Feb 3 2012 1:43 am
Just before a storm the pickups with plows tend to cruise the city streets and parking lots slowly under streetlights, like soldiers milling about before a battle? Like sharks swimming circles before an attack? Like sprinters limbering up before stepping into the blocks? Like pity for the ignorant?
The trucks are big and small, but they're mostly pickups. Occasionally you'll see some weirdo with a plow on a Jeep or something like that, but mostly they're pickups. Some of the trucks are big and new and shiny, but most are quite rusty, beat up, only used as plow trucks in the winter, left sitting in back yards and garages the rest of the year, occasionally brought out to haul something I suppose.
The big pale blue plow trucks from the city don't fuck around with this pre-storm bullshit cruising.
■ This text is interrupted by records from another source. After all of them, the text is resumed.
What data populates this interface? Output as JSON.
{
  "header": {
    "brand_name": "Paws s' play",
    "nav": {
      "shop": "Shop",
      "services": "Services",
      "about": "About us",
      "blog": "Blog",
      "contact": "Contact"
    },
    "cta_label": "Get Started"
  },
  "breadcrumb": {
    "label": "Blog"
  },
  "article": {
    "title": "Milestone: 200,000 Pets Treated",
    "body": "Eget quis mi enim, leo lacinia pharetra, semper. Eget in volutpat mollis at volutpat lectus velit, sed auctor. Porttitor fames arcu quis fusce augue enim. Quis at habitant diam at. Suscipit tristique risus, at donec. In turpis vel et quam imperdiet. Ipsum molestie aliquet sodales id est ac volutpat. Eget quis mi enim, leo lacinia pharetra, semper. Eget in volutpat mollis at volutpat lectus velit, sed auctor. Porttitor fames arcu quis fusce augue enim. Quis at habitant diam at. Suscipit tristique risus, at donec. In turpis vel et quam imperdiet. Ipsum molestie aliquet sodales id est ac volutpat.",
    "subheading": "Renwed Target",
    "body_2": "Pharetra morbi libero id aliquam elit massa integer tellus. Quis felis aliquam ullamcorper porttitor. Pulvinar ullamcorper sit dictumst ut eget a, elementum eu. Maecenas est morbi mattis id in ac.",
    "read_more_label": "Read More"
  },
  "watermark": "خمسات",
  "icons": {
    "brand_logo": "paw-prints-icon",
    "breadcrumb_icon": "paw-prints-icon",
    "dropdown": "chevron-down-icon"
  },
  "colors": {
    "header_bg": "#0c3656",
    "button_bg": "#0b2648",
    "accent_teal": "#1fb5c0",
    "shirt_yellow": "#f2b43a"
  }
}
They're too busy driving at unreasonable speeds through the city streets spraying salt everywhere, spending just as much time as necessary to get the job done.
Then when the snow starts accumulating they race through the streets again, this time in pairs, slightly staggered across the streets, the second plow pushing the snow closer to and over the curb, their plows making a decidedly apocalyptic racket against the road as I stare out the window at them and wonder if they could really slow down in time if a kid or a dog or a car ended up in front of them by accident or as I lie in bed sleeping.
I think the recycling truck is actually more startling in terms of startling city services as it goes from absolutely nothing to crashing and breaking glass whereas the plow trucks build slowly from the soft distances and race past your house and softly into the distance again. The doppler effect changes the racket of the plow on the road just enough to make it sound weird. You can tell how much snow you have by the racket as well. Is it muffled or clanky?
Some guys make a lot of money here in the winter, plowing driveways and businesses. But winter just can't seem to stay winter this year. And for a while the one thing I could take solace in was the ice on the lower river, protecting it from the fish killers. But even that, now, cannot be relied on, and wild steelhead are surely slaughtered every day.